Act Two. The second performer unexpectedly had the vocals of Bradley Nowell, lead singer of Sublime. Unlike so many of the others, this aging performer was almost too comfortable onstage with his acoustic guitar and sappy love song. He could play. He could sing, and he knew it. This guy probably has a CD floating around Spokane already.

Next, a red-headed man bravely sang a Hootie and the Blowfish song — a cappella. The performance could have succeeded in a karaoke competition, but it left an unpleasant note in the audience’s ear.

These acts — the songs and routines — are the culmination of sleepless nights. Moments the contestants anticipated for weeks, maybe months or years — all in hopes that this would be their day.

But like American Idol, So You Think You Can Dance and other talent competitions, the audience is often left staring, cringing at a contestant who can’t actually perform.

This slew of magicians, comedians, Dave Matthews-wannabes and 13-year-old girls who have been in theater lessons since they were six — they’ve all got something. Would it stand up on a bigger stage? Maybe not.

But you’ve got to applaud their courage, standing up there alone for all of us to judge. It may not always be talent on display, but it’s something.
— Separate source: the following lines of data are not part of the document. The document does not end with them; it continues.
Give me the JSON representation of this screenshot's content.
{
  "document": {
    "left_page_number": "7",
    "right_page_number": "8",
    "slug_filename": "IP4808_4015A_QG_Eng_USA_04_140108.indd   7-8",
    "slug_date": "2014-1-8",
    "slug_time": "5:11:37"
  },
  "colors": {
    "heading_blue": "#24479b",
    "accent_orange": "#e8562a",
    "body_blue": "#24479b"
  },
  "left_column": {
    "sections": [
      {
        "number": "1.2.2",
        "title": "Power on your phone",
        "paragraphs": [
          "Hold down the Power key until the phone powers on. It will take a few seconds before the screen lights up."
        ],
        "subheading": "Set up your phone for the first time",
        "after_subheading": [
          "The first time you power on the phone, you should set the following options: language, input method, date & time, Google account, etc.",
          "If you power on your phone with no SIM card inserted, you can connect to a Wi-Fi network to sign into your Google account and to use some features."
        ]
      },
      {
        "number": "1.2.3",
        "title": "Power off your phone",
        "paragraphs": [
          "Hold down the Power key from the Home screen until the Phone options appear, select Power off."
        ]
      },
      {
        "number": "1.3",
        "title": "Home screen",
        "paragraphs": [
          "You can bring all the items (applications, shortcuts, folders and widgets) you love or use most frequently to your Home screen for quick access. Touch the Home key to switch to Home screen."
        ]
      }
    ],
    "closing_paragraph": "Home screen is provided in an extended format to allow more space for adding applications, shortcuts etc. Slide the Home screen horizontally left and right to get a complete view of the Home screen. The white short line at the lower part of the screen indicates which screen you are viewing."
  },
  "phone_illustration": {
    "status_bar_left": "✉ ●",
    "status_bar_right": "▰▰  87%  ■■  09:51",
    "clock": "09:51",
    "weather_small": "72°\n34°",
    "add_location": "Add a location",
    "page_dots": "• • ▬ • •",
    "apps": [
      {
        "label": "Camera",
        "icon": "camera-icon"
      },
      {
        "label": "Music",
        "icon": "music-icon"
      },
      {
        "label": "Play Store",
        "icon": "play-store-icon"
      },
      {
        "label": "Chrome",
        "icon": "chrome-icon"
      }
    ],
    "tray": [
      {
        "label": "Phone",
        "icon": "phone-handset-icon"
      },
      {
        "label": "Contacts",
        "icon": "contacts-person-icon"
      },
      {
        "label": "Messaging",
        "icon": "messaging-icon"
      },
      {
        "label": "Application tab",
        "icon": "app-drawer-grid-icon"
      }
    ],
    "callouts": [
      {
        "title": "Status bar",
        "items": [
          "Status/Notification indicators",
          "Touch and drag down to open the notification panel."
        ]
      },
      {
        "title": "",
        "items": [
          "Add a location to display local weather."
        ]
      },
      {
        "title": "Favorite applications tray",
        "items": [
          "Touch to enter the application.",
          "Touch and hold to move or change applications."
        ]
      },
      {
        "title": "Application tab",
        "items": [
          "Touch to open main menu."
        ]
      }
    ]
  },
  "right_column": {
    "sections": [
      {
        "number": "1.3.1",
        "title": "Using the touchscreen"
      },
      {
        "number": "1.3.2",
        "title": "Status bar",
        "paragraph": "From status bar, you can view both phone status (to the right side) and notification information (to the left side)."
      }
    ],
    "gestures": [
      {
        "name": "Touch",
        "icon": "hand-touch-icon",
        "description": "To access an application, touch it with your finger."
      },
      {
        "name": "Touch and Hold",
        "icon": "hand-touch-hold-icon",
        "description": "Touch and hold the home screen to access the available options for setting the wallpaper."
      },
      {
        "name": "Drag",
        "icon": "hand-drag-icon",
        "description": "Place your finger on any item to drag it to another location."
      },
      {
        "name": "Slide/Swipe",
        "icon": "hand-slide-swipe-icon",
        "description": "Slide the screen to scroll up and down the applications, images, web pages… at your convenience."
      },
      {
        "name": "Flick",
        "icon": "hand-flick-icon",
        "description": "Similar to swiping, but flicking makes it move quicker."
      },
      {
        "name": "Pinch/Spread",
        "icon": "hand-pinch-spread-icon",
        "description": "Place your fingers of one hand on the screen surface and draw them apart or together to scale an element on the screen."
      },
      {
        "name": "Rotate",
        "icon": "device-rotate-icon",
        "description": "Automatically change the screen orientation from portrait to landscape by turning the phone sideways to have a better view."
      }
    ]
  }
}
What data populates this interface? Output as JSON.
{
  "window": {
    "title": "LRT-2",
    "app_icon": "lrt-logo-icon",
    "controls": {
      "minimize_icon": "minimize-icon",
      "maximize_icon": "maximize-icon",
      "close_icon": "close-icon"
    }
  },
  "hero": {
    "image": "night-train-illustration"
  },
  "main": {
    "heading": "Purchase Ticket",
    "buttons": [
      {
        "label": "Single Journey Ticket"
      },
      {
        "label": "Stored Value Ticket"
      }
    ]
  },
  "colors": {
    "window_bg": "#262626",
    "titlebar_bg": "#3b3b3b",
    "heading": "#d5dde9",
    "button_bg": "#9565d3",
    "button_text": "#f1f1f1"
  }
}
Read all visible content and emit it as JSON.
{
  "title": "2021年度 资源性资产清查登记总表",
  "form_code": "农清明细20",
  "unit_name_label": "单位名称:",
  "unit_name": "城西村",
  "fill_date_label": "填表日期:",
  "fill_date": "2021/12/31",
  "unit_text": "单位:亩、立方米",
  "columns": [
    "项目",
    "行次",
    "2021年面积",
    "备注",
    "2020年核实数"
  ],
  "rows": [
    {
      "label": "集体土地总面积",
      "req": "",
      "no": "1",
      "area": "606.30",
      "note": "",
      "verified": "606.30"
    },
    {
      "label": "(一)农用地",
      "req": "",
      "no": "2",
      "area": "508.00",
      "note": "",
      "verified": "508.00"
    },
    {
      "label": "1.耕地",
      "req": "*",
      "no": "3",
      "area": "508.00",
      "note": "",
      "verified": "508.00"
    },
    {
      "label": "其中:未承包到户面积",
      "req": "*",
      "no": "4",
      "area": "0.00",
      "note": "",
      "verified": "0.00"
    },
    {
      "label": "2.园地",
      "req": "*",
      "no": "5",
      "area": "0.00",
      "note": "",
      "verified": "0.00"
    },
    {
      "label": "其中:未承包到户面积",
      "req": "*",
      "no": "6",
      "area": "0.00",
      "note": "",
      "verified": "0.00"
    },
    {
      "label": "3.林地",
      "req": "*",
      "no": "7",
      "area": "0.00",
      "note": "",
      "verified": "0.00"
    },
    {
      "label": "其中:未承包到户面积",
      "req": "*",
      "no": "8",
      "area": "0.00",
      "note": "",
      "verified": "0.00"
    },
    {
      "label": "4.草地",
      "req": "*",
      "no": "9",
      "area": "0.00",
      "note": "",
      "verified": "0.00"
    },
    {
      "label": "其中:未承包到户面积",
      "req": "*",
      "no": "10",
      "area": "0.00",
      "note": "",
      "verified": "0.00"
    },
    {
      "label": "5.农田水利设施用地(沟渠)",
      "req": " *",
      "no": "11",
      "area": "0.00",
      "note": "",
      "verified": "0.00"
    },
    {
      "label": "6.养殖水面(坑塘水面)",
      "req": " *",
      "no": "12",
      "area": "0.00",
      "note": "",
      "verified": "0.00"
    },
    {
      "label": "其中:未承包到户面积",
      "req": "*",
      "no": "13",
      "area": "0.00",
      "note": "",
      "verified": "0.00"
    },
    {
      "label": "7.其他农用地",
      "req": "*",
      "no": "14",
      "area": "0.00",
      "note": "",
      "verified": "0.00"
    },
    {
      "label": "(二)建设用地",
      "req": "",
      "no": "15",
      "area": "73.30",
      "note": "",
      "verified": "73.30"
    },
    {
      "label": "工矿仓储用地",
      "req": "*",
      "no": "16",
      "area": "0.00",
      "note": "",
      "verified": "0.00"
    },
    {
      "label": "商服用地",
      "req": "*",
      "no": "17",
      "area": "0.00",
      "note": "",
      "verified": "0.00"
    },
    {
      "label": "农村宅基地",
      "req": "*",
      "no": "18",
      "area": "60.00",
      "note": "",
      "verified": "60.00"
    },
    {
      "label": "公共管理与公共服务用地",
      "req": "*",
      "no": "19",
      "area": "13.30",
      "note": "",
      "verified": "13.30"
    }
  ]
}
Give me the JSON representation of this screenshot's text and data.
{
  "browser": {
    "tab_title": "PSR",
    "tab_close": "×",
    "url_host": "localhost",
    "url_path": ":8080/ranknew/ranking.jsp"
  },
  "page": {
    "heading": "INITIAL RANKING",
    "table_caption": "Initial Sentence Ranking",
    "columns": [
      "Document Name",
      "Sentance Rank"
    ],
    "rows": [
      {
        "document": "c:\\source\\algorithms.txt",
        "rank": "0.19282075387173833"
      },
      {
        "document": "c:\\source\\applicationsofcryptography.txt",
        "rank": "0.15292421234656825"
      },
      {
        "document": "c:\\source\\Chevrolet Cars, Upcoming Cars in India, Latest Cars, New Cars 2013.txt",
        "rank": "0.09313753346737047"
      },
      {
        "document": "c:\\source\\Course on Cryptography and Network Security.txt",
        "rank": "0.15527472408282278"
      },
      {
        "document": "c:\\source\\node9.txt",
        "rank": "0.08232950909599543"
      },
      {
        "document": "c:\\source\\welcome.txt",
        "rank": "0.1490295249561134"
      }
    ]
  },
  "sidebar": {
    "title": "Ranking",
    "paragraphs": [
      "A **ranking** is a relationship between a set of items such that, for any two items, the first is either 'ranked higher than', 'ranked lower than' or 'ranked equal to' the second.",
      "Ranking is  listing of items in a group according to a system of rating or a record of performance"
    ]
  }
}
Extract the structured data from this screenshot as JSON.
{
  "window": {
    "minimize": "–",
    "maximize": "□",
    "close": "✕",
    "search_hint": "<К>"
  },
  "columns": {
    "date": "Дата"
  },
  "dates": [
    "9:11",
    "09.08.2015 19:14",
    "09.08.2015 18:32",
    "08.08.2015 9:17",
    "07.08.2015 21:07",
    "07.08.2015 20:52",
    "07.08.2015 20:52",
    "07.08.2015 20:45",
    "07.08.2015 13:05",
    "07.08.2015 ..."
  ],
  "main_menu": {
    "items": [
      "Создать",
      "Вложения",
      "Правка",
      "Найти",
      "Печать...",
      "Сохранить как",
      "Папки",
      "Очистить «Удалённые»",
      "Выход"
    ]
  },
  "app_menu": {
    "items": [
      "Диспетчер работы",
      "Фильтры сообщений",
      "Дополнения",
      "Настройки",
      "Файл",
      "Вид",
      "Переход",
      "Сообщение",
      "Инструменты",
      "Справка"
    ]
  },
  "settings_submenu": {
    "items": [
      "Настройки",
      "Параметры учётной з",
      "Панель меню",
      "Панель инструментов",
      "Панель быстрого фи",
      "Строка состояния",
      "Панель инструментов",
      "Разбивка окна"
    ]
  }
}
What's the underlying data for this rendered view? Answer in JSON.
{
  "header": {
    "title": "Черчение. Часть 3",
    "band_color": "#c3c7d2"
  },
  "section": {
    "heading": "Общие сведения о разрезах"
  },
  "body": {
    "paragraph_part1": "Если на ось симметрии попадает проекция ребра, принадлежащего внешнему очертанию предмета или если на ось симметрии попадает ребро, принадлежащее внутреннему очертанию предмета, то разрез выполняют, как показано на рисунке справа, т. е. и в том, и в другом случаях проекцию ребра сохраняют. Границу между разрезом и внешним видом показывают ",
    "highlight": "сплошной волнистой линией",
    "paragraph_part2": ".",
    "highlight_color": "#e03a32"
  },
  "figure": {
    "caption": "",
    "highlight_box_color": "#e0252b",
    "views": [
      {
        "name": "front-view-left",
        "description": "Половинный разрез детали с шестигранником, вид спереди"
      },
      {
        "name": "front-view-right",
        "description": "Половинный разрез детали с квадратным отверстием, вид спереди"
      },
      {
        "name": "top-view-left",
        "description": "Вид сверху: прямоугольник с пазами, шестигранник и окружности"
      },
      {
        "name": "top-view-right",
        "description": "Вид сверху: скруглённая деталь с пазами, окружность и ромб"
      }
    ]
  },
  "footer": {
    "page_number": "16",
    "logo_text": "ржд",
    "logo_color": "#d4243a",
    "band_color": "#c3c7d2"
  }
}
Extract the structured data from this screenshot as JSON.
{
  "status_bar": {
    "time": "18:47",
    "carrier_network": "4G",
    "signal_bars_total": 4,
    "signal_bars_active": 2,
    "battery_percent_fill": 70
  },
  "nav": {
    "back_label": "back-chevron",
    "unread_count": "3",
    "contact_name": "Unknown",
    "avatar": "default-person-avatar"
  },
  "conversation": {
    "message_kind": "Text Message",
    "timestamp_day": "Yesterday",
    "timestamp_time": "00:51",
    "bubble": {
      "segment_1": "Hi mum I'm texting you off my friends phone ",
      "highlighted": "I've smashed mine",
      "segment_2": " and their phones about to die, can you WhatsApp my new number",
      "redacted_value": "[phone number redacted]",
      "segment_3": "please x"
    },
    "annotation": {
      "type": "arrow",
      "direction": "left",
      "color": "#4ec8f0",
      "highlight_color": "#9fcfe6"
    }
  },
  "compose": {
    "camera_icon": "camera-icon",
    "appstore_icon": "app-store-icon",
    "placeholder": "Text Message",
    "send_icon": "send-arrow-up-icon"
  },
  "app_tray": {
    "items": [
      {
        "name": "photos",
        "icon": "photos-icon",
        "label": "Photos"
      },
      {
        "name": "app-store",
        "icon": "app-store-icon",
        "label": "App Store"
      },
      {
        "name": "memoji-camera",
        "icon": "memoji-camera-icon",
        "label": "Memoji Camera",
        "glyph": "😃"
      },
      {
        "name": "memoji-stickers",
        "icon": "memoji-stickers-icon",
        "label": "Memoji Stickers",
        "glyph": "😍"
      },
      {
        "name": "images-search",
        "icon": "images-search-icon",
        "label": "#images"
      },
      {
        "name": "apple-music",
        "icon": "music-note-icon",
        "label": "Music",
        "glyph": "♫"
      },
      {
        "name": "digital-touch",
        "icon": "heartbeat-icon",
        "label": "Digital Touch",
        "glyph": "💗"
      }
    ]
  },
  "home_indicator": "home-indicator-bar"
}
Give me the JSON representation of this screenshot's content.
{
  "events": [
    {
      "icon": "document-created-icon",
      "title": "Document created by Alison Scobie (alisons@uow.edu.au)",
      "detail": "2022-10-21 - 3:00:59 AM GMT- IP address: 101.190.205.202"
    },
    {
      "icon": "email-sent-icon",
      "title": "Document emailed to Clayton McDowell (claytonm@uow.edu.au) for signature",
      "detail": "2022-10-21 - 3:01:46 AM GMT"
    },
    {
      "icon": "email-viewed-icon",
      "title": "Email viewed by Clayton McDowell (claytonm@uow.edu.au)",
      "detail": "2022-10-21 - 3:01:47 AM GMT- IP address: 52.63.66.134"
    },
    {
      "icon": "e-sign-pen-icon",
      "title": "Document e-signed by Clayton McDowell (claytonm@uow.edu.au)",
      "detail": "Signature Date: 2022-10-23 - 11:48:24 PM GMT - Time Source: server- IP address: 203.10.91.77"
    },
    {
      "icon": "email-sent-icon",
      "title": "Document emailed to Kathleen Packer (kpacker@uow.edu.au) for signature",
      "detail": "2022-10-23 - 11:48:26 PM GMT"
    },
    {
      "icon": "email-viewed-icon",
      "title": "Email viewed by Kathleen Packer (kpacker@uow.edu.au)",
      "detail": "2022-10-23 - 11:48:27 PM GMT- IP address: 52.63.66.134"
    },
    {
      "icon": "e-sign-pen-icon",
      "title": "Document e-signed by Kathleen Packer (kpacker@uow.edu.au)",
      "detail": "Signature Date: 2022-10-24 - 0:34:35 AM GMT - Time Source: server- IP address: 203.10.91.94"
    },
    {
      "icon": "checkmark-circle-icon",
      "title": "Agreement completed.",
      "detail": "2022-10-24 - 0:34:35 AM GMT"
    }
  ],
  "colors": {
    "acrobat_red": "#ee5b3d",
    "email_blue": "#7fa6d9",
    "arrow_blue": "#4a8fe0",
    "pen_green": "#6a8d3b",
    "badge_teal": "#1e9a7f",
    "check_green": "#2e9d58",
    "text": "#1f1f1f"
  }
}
Spokane’s Got Talent finals will be held at the Bing Crosby Theater Saturday, Sept. 11, at 6 pm. Tickets: $10. Visit http://www.spokanesgottalent.com or call 720-7736.

  • Pin It

Latest in Music

  • One Becomes Two
  • One Becomes Two

    The Hop! continues on while Pinnacle Northwest, the new downtown all-ages music venue, opens up
    • Jan 28, 2015
  • Past Masters
  • Past Masters

    Skull Fist brings classic heavy metal into the 21st century
    • Jan 28, 2015
  • Broken Yet Hopeful
  • Broken Yet Hopeful

    Kent Ueland has moved on from Terrible Buttons with a solo effort
    • Jan 21, 2015
  • More »

Comments (26)

Showing 1-25 of 26

Add a comment

 
Subscribe to this thread:
Showing 1-25 of 26

Add a comment

Today | Thu | Fri | Sat | Sun | Mon | Tue
Nappy Roots

Nappy Roots @ Red Room Lounge

Fri., Jan. 30

All of today's events | Staff Picks

More by Jordy Byrd

  • Up in Flames
  • Up in Flames

    At-home hash oil operations explode across the country
    • Jan 28, 2015
  • Sweet Highs
  • Sweet Highs

    Henderson Distribution Bakery serves up homemade cookies
    • Jan 21, 2015
  • More »

Top Tags in
Music & Film

Film


Review


Music


Tribute


© 2015 Inlander
Website powered by Foundation